I’ve known people to lose their jobs, their friends, even their marriages over the pursuit of striped bass. It’s that dead serious of a fishery along the East Coast, especially during the magic “Spring Run” months of April through July when the migratory movement of bass heads back northward.
Just when and where the bass show up for the best fishing opportunity is driven by the presence of baitfish and water temperatures as spearing, bunker, mullet, sand eels and rainfish are on the move. This means sharpies need to use those species as their predominant choices for live baits, while stripers gravitate to optimal water temperatures ranging from 58 to 64 degrees. Here’s a quick look at when and where to land 20 to 50 pound caliber bass on the Spring Run:
April—Chesapeake Bay, Maryland

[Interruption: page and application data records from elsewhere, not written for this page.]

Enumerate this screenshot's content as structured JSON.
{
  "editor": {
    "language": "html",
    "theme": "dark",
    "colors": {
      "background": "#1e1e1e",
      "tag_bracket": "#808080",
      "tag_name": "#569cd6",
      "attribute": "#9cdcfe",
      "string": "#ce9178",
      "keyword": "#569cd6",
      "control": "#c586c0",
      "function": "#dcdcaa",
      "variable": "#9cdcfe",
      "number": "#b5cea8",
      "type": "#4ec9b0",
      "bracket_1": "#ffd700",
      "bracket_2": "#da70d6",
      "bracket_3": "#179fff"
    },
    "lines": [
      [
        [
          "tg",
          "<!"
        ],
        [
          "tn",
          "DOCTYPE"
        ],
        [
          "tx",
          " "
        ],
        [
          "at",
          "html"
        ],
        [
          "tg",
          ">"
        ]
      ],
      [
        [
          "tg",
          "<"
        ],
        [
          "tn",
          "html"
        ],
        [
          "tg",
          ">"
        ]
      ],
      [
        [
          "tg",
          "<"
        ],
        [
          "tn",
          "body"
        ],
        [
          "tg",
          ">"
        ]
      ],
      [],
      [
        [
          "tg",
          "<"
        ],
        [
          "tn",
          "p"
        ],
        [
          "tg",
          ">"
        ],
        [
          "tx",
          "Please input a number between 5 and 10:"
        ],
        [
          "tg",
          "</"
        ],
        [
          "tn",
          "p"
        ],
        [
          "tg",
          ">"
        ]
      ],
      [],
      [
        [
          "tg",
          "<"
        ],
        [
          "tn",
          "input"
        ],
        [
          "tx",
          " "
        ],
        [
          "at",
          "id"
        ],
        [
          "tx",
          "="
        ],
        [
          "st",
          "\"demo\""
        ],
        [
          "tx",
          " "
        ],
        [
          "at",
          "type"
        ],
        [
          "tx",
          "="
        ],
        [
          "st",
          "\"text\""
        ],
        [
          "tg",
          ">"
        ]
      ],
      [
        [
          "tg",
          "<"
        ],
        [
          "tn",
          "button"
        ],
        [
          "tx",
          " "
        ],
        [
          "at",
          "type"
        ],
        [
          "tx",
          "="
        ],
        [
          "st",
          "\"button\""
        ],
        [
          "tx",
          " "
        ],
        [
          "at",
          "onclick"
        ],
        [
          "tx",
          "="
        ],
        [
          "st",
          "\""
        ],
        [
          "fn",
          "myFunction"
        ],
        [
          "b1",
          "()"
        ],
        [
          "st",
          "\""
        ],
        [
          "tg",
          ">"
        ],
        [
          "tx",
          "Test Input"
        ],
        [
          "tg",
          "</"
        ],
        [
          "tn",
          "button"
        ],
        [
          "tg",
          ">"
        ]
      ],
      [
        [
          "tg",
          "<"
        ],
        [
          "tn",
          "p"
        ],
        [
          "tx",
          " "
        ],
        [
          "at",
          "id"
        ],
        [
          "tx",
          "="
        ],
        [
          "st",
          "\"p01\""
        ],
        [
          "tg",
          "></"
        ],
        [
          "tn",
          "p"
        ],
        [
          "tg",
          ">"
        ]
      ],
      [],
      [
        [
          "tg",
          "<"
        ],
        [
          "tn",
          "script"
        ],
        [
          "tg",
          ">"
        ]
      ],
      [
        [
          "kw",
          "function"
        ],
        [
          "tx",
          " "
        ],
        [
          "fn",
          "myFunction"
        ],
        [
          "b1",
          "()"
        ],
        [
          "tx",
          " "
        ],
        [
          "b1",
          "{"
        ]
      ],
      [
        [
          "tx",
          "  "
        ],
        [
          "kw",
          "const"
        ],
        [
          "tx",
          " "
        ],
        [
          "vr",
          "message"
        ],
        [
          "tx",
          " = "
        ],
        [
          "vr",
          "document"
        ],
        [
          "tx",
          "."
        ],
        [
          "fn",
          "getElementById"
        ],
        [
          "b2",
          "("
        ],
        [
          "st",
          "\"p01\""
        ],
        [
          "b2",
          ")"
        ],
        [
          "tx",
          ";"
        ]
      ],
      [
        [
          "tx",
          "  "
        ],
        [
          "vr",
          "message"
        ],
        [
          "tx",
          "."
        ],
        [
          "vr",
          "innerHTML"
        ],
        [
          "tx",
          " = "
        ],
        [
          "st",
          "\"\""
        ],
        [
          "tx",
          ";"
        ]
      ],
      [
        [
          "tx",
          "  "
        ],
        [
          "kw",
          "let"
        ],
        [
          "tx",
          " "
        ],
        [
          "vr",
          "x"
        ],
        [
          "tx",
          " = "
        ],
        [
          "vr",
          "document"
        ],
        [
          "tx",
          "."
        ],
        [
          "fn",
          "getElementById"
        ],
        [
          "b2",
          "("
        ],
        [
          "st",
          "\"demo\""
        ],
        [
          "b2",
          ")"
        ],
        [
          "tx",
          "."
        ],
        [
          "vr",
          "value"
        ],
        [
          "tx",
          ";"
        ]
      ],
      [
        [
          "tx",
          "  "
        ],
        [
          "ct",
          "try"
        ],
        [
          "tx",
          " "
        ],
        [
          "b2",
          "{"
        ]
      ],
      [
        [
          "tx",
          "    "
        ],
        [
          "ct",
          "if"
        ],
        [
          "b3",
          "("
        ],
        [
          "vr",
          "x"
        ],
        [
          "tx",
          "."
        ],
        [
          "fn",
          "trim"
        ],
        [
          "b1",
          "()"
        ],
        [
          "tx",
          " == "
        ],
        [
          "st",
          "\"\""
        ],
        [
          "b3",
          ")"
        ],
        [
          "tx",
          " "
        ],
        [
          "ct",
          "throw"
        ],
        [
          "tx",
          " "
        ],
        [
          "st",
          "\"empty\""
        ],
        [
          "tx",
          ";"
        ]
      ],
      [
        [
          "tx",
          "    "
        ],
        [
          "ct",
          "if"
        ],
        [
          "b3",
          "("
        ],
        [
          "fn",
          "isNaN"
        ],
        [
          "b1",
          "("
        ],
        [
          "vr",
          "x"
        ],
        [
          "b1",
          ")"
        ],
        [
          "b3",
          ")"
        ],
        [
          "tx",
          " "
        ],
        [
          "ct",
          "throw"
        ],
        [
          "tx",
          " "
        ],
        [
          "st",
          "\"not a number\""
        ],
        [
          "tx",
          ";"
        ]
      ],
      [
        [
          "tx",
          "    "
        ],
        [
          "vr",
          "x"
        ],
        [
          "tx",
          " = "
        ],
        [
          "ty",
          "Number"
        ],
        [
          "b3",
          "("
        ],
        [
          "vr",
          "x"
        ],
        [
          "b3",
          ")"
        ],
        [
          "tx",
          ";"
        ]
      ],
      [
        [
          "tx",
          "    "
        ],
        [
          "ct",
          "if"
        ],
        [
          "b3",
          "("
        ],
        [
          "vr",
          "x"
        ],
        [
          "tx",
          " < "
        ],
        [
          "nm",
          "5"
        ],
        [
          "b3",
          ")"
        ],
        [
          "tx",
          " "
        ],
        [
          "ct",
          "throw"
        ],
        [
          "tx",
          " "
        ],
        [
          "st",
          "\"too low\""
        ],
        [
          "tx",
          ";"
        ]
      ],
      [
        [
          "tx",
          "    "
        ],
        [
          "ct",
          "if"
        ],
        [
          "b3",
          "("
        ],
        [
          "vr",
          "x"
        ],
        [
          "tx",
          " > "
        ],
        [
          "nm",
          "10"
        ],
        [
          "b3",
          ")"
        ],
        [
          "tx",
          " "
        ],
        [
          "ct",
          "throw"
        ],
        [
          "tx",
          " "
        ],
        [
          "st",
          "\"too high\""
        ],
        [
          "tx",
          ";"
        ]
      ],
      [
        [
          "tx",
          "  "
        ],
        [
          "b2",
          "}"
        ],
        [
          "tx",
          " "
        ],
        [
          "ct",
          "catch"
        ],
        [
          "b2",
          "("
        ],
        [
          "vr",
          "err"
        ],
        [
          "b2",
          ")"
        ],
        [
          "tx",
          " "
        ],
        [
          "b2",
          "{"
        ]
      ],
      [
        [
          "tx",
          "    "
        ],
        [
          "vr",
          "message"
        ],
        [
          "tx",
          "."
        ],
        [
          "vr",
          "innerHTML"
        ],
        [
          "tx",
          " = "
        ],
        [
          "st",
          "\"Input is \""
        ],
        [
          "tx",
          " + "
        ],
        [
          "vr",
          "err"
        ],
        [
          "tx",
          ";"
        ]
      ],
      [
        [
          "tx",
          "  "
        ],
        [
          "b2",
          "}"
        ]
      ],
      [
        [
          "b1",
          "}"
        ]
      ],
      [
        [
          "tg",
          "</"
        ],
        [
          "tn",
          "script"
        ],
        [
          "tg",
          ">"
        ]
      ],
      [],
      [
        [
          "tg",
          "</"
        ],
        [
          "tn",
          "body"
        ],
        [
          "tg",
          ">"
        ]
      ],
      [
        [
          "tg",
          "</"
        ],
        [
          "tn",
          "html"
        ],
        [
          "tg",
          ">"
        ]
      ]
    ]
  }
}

The Chessy is where the mother lode of stripers winter over, and when spring breaks, spots up inside the bay like the Susquehanna Flats or the legendary stretch of the Chesapeake Bay Bridge Tunnel (CBBT) are hot and heavy with linesiders. Chunk herring with 9/0 circle hooks up inside the flats for a true 50-pound trophy, or bounce a 2-ounce bucktail around the CBBT to get crushed by a cow. Always check regulations for the Chesapeake’s waters as seasons differ between Maryland and Virginia waters.
The golden sands of Island Beach State Park and rock-strewn Jetty Country off Asbury Park’s legendary shores highlight the Garden State’s top surfcasting spots, especially when large schools of adult bunker hug the coast. Pack the surf bag with 3-ounce pencil poppers, bunker snags and Daiwa SP Minnows for surf success. Boaters will employ snag-n-drop tactics on live bunker schools outside the Manasquan and Barnegat Inlets, troll chartreuse and white shad bar rigs anywhere from Sandy Hook to Cape May, and drift with live eels on the infamous Cape May Rips inside of Delaware Bay. “The full moon tide on May 21st and the new moon tide on June 5th should really usher in some big bass,” says Captain Brian Keating of the Killer Bea. “Watch those high tides matched with offshore westerly winds bring the fish close to shore.”
June/July—Montauk, New York
The iconic Montauk Point Lighthouse is ground zero—the once in a lifetime, must-do pilgrimage for striped bass aficionados. Surfcasters hit Turtle cove on the south side of the lighthouse or False Bar on the north side. Montauk staples in surfcasting lures include 8-inch wooden darters and metal-lipped swimmers, 3-ounce bucktails tipped with pork rind, and the ol’ school Needlefish plug to work during the dark hours. Striper Legend “Crazy” Alberto Knie sums up the Montauk spring run strategy best – “You don’t want to miss Montauk. Be prepared to fish around the clock, 24/7, because the fish won’t wait for you to finish breakfast first.”